• SUPPLIED MATERIAL:
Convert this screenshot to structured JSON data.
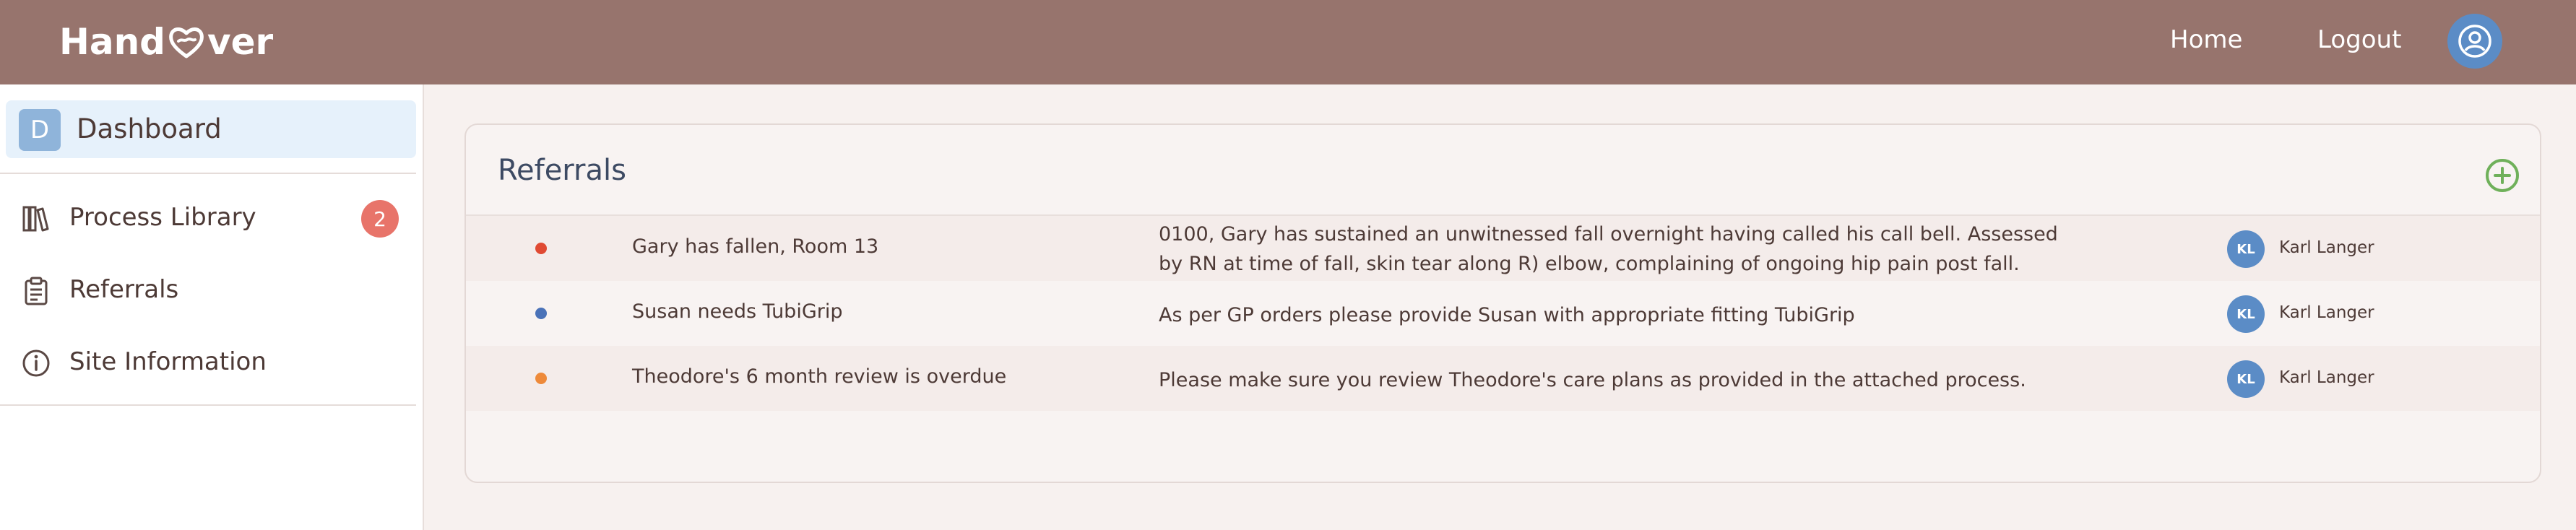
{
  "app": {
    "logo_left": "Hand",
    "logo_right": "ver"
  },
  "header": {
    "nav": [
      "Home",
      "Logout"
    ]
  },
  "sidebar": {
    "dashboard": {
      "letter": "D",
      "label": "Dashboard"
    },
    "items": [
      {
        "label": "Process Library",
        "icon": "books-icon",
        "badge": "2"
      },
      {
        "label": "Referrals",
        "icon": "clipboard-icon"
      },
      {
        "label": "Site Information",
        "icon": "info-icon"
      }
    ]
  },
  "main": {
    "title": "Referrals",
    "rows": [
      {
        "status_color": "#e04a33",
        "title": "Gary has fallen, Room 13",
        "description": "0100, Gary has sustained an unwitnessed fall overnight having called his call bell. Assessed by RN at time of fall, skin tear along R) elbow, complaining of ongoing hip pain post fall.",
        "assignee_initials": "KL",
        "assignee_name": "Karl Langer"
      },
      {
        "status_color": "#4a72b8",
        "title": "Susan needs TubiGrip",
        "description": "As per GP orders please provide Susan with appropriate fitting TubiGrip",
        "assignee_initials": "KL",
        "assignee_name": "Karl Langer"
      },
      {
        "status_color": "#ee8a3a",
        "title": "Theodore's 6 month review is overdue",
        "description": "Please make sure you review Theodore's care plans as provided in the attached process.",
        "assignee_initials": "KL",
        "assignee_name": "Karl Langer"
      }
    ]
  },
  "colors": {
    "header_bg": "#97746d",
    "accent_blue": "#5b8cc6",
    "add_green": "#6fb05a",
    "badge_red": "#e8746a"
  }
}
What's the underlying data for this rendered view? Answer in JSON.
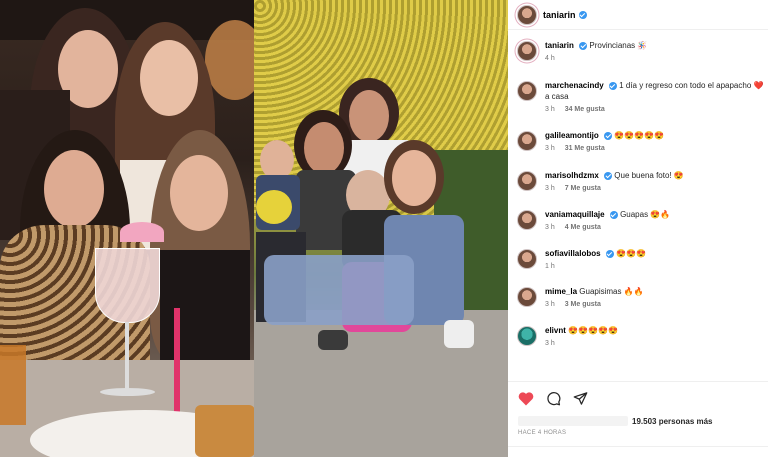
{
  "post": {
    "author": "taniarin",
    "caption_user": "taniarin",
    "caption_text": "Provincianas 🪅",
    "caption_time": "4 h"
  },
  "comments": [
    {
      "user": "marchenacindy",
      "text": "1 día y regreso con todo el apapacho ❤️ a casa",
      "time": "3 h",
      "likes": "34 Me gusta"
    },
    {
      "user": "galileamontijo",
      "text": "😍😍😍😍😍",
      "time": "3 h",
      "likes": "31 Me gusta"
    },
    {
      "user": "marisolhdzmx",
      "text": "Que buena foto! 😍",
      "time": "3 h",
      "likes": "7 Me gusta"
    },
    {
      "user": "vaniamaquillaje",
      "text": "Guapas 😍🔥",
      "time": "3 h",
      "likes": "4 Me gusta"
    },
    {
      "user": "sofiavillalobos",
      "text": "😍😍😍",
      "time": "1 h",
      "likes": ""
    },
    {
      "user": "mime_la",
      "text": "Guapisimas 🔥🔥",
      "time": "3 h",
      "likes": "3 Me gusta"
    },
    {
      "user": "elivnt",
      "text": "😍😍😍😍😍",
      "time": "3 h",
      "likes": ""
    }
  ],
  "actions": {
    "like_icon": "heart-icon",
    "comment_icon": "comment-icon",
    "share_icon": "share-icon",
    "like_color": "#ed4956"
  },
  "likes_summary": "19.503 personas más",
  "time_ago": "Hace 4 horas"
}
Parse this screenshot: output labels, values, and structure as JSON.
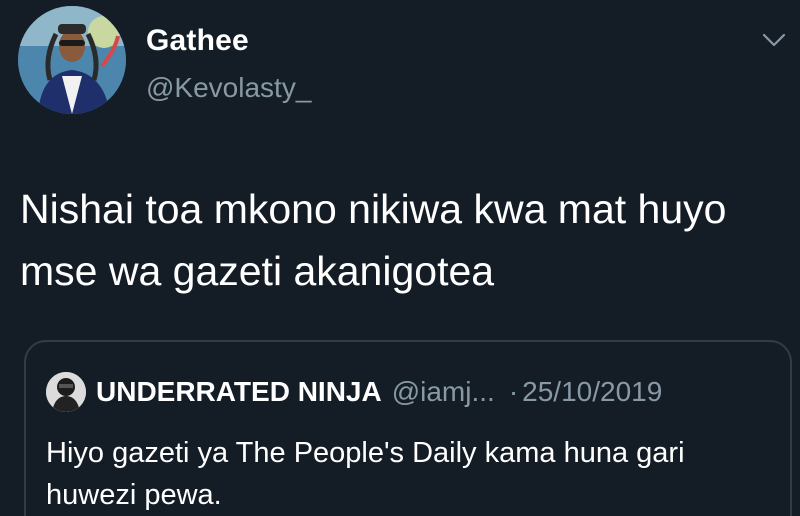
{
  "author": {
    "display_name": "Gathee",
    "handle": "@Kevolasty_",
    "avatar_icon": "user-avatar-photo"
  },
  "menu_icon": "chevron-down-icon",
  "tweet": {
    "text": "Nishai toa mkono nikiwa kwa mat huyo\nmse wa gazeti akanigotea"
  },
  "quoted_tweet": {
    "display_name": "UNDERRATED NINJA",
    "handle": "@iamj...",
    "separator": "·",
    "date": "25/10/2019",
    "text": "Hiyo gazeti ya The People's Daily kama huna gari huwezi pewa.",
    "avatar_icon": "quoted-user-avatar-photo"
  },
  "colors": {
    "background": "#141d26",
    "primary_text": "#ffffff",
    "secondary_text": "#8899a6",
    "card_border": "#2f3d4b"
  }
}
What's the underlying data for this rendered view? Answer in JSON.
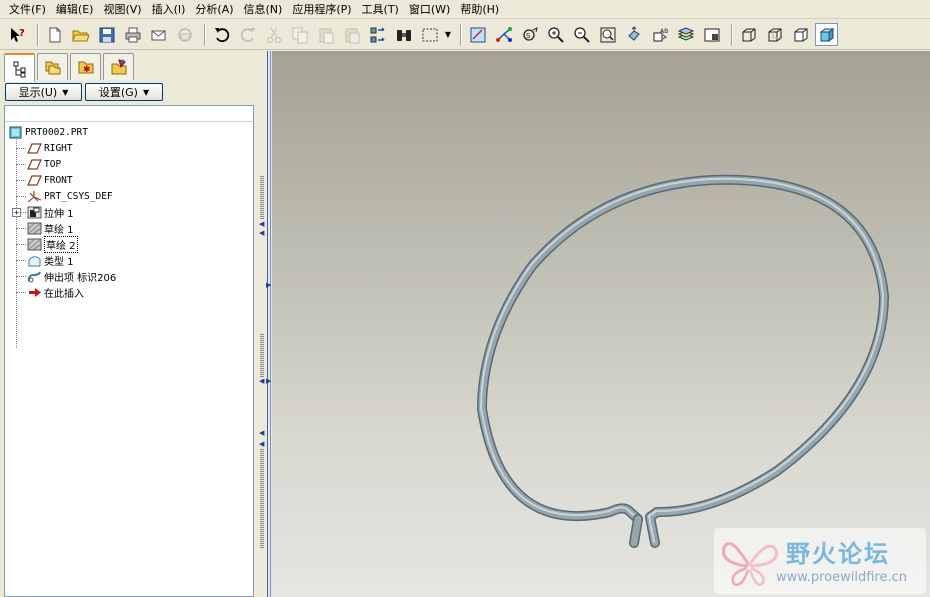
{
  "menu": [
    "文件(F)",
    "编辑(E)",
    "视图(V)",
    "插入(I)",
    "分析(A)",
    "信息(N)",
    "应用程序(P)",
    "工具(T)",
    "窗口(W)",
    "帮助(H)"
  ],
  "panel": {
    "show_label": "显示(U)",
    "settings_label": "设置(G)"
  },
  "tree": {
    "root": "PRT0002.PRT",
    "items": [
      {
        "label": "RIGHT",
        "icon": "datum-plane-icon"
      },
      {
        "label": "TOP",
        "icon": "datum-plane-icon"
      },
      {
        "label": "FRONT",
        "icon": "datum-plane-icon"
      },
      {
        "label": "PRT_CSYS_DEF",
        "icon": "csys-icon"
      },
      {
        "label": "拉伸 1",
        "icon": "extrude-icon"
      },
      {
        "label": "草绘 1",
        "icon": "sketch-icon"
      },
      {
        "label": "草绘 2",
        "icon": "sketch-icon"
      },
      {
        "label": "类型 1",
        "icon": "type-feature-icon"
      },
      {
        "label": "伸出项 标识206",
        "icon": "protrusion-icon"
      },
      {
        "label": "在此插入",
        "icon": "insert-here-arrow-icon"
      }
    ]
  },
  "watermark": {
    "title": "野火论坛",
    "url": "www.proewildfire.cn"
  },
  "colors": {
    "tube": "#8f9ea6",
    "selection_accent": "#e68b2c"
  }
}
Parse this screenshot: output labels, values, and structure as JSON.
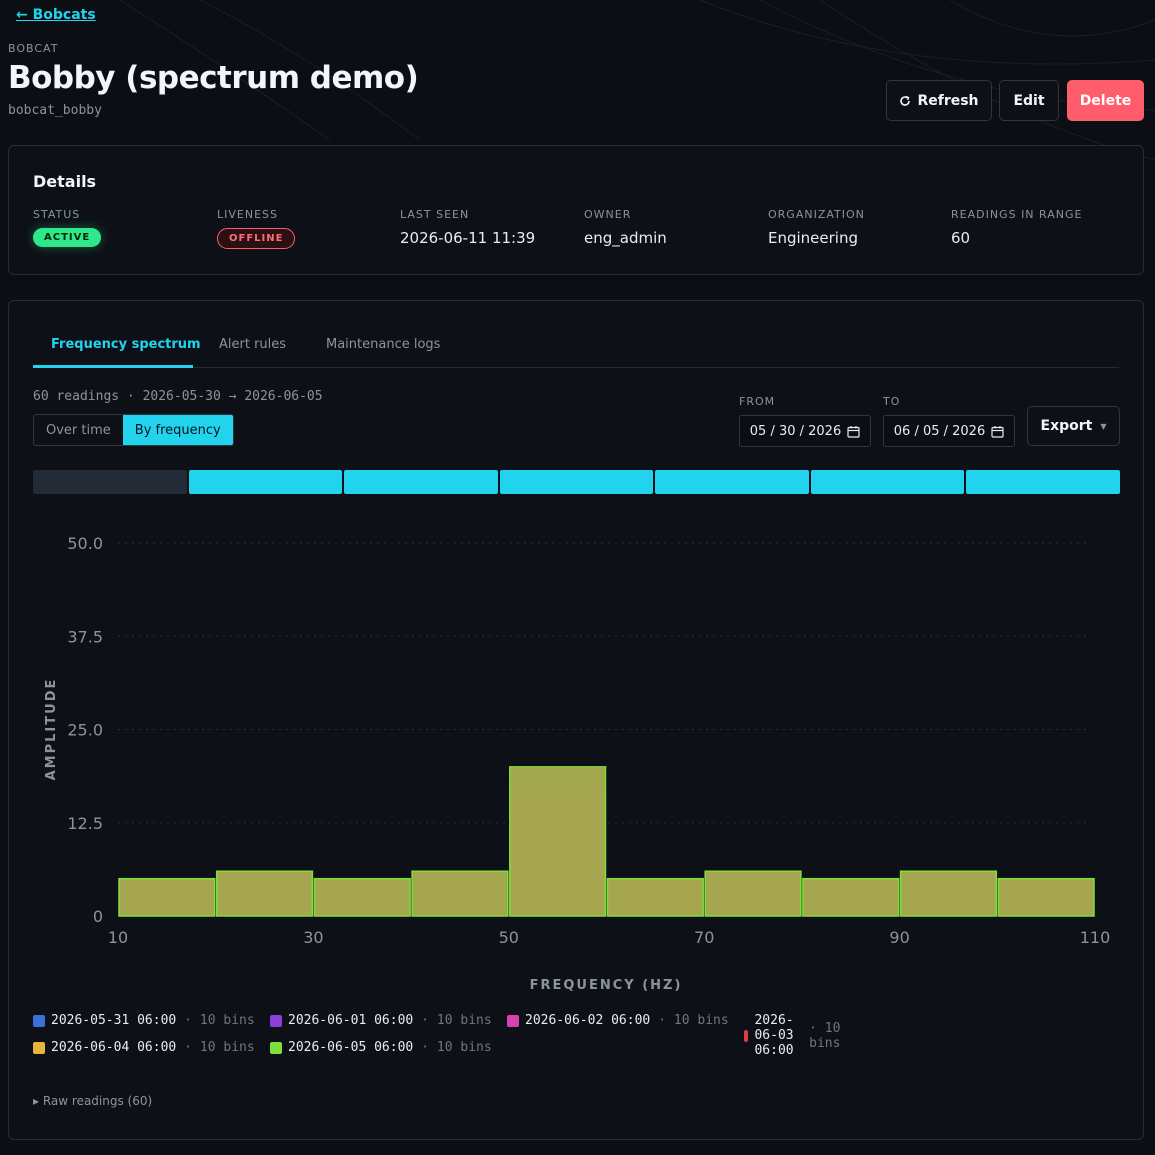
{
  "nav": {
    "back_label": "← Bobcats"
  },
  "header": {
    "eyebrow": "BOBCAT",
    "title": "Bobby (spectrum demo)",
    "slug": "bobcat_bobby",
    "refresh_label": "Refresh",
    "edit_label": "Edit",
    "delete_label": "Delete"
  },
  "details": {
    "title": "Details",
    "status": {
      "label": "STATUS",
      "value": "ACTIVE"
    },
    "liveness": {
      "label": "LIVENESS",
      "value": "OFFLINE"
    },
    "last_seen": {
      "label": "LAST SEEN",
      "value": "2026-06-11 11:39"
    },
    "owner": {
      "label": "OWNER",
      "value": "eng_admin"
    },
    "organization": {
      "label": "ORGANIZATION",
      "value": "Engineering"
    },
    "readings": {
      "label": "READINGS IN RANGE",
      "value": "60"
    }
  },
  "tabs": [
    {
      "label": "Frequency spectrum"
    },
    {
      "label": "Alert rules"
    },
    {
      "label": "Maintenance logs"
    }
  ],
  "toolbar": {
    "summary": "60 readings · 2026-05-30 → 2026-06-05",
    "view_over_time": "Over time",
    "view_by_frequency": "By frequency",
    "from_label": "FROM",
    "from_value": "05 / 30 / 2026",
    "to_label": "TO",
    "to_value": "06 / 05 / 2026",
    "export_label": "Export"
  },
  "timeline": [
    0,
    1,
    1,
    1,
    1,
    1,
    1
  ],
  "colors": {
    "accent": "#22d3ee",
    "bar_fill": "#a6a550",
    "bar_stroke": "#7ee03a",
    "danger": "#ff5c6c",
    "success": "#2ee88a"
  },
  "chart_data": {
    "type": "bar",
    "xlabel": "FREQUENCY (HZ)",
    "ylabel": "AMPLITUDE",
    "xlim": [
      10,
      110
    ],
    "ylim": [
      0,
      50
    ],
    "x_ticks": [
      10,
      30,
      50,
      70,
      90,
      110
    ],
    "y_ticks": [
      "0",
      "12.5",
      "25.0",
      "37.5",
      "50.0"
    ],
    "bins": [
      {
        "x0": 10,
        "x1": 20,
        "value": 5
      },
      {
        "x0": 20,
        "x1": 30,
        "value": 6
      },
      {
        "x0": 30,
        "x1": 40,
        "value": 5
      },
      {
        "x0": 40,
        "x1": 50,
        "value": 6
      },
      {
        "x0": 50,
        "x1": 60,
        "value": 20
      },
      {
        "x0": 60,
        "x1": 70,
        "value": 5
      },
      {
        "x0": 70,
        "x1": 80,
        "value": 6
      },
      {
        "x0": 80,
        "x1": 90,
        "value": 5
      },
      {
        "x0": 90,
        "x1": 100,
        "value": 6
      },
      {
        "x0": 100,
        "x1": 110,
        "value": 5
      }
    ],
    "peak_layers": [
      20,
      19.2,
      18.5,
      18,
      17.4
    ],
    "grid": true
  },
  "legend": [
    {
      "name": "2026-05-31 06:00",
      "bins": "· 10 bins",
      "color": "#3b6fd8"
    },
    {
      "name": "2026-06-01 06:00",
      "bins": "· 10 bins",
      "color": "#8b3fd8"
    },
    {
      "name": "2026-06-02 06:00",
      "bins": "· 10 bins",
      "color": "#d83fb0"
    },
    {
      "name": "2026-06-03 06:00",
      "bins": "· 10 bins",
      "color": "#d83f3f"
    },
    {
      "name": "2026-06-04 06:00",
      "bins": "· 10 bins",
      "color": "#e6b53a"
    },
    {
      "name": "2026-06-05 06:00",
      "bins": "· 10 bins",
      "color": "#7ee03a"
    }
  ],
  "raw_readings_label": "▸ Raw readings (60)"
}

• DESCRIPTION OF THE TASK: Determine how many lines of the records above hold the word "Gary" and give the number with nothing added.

• FINISHED TASK: 2